▶ [YOUR OBJECTIVE]:
Report each line of the records below that uses the word "kind".

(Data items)
▶
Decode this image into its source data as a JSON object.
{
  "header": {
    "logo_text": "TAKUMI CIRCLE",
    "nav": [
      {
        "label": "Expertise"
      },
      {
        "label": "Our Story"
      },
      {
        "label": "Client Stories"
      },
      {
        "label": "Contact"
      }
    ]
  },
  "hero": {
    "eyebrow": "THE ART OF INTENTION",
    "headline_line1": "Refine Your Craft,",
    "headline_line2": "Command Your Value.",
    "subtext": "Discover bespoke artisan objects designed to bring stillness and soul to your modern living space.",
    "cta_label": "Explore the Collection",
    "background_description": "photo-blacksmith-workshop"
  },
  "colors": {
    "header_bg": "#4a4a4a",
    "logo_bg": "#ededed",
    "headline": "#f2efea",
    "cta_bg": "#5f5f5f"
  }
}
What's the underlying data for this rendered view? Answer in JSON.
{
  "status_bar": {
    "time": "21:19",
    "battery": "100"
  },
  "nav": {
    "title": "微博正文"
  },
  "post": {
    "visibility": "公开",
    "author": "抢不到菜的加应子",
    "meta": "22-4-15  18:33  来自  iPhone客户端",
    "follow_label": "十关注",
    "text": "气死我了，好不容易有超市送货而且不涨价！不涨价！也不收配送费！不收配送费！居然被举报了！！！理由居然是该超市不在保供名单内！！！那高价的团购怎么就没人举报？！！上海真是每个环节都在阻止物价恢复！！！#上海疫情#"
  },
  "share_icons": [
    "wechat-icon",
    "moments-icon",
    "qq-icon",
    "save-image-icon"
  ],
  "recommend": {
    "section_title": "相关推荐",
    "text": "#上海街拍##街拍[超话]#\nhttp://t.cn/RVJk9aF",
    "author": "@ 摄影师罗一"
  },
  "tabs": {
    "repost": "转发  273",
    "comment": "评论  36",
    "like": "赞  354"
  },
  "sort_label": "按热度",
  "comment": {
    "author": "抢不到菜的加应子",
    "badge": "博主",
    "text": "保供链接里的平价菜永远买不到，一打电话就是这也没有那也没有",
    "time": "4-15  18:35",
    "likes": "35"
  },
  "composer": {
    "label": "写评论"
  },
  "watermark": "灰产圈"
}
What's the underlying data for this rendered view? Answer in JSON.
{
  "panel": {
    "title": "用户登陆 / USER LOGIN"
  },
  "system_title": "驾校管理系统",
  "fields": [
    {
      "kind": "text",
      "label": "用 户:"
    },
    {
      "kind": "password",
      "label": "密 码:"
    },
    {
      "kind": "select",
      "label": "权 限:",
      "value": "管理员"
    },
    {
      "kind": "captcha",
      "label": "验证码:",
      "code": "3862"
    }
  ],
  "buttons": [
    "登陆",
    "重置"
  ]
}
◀
▶ [TASK RESULT]:
      "kind": "text",
      "kind": "password",
      "kind": "select",
      "kind": "captcha",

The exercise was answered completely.